┌─ EXERCISE INPUT

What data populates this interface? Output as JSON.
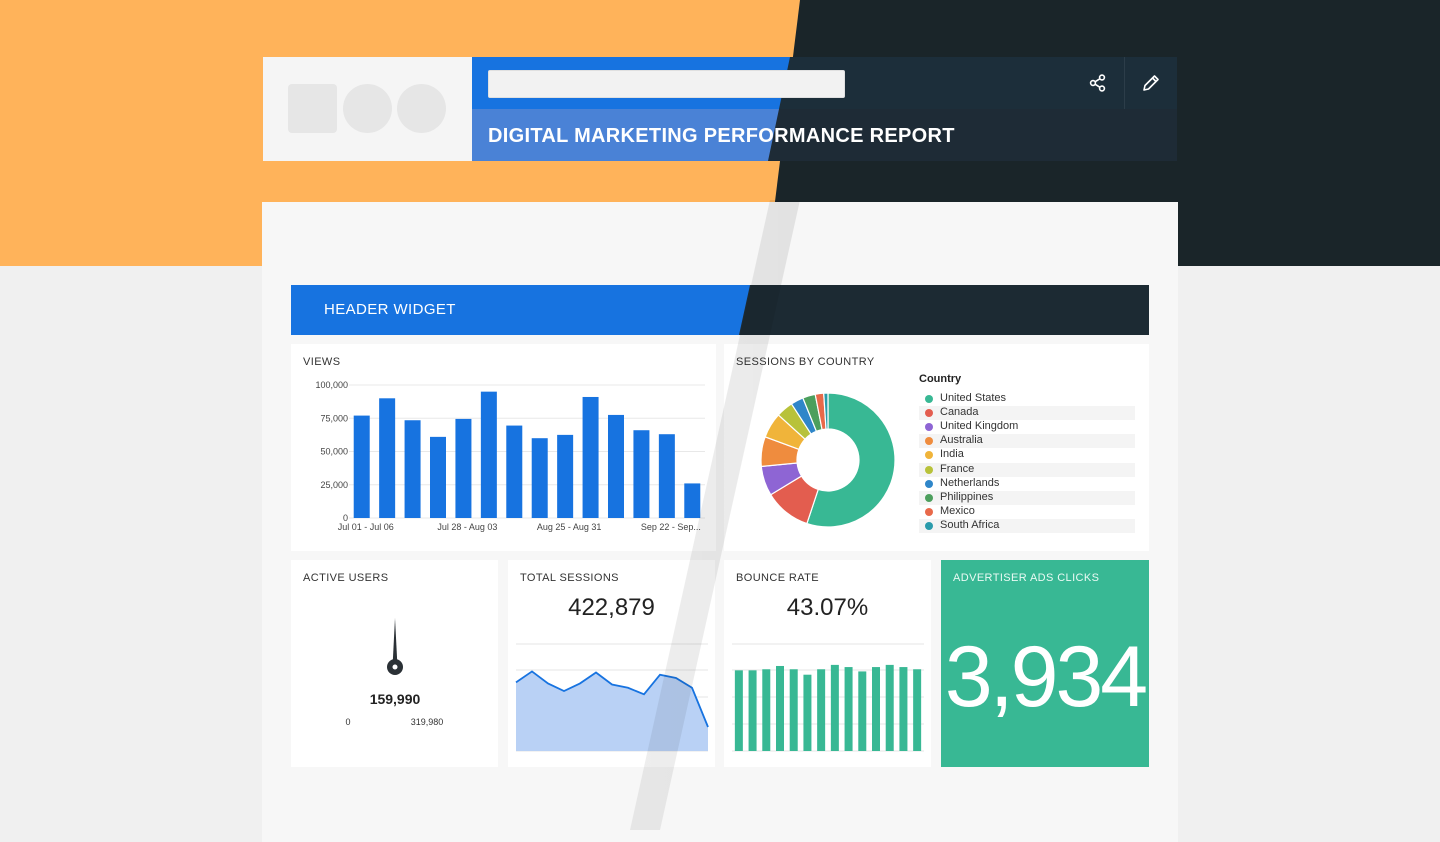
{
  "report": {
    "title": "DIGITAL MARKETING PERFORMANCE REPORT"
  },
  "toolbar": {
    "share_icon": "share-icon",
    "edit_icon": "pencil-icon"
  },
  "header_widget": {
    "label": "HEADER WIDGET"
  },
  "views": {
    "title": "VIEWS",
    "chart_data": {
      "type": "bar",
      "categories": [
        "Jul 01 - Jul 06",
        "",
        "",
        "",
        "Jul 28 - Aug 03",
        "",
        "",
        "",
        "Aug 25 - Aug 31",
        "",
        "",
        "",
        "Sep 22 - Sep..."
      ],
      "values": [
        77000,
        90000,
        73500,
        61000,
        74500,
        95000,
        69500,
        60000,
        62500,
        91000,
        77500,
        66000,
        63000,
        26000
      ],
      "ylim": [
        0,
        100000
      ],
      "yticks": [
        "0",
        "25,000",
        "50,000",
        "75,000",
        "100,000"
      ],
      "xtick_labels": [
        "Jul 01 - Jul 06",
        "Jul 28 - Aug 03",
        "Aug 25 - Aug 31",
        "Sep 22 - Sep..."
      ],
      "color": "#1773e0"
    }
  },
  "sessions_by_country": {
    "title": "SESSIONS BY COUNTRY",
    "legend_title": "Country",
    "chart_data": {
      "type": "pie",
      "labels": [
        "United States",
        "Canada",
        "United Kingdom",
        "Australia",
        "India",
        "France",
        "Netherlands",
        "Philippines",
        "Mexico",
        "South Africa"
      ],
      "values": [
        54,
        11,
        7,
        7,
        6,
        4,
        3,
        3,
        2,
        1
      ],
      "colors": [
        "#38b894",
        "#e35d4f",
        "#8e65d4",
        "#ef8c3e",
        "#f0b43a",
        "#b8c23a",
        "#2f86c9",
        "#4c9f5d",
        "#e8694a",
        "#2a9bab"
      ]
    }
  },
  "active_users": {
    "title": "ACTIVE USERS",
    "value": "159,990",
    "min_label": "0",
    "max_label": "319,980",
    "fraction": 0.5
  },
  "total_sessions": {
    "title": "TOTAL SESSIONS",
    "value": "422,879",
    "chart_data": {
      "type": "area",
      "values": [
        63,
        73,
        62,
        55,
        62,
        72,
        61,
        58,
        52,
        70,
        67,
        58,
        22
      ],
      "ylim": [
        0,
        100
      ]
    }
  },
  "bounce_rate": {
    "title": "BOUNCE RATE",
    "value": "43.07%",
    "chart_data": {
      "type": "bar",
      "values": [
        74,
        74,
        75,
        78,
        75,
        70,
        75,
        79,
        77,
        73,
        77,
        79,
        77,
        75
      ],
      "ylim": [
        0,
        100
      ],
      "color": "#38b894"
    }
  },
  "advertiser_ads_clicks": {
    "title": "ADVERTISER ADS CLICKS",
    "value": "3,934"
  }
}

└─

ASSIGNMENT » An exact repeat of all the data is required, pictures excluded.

EXERCISE RESPONSE »
What data populates this interface? Output as JSON.
{
  "report": {
    "title": "DIGITAL MARKETING PERFORMANCE REPORT"
  },
  "toolbar": {
    "share_icon": "share-icon",
    "edit_icon": "pencil-icon"
  },
  "header_widget": {
    "label": "HEADER WIDGET"
  },
  "views": {
    "title": "VIEWS",
    "chart_data": {
      "type": "bar",
      "categories": [
        "Jul 01 - Jul 06",
        "",
        "",
        "",
        "Jul 28 - Aug 03",
        "",
        "",
        "",
        "Aug 25 - Aug 31",
        "",
        "",
        "",
        "Sep 22 - Sep..."
      ],
      "values": [
        77000,
        90000,
        73500,
        61000,
        74500,
        95000,
        69500,
        60000,
        62500,
        91000,
        77500,
        66000,
        63000,
        26000
      ],
      "ylim": [
        0,
        100000
      ],
      "yticks": [
        "0",
        "25,000",
        "50,000",
        "75,000",
        "100,000"
      ],
      "xtick_labels": [
        "Jul 01 - Jul 06",
        "Jul 28 - Aug 03",
        "Aug 25 - Aug 31",
        "Sep 22 - Sep..."
      ],
      "color": "#1773e0"
    }
  },
  "sessions_by_country": {
    "title": "SESSIONS BY COUNTRY",
    "legend_title": "Country",
    "chart_data": {
      "type": "pie",
      "labels": [
        "United States",
        "Canada",
        "United Kingdom",
        "Australia",
        "India",
        "France",
        "Netherlands",
        "Philippines",
        "Mexico",
        "South Africa"
      ],
      "values": [
        54,
        11,
        7,
        7,
        6,
        4,
        3,
        3,
        2,
        1
      ],
      "colors": [
        "#38b894",
        "#e35d4f",
        "#8e65d4",
        "#ef8c3e",
        "#f0b43a",
        "#b8c23a",
        "#2f86c9",
        "#4c9f5d",
        "#e8694a",
        "#2a9bab"
      ]
    }
  },
  "active_users": {
    "title": "ACTIVE USERS",
    "value": "159,990",
    "min_label": "0",
    "max_label": "319,980",
    "fraction": 0.5
  },
  "total_sessions": {
    "title": "TOTAL SESSIONS",
    "value": "422,879",
    "chart_data": {
      "type": "area",
      "values": [
        63,
        73,
        62,
        55,
        62,
        72,
        61,
        58,
        52,
        70,
        67,
        58,
        22
      ],
      "ylim": [
        0,
        100
      ]
    }
  },
  "bounce_rate": {
    "title": "BOUNCE RATE",
    "value": "43.07%",
    "chart_data": {
      "type": "bar",
      "values": [
        74,
        74,
        75,
        78,
        75,
        70,
        75,
        79,
        77,
        73,
        77,
        79,
        77,
        75
      ],
      "ylim": [
        0,
        100
      ],
      "color": "#38b894"
    }
  },
  "advertiser_ads_clicks": {
    "title": "ADVERTISER ADS CLICKS",
    "value": "3,934"
  }
}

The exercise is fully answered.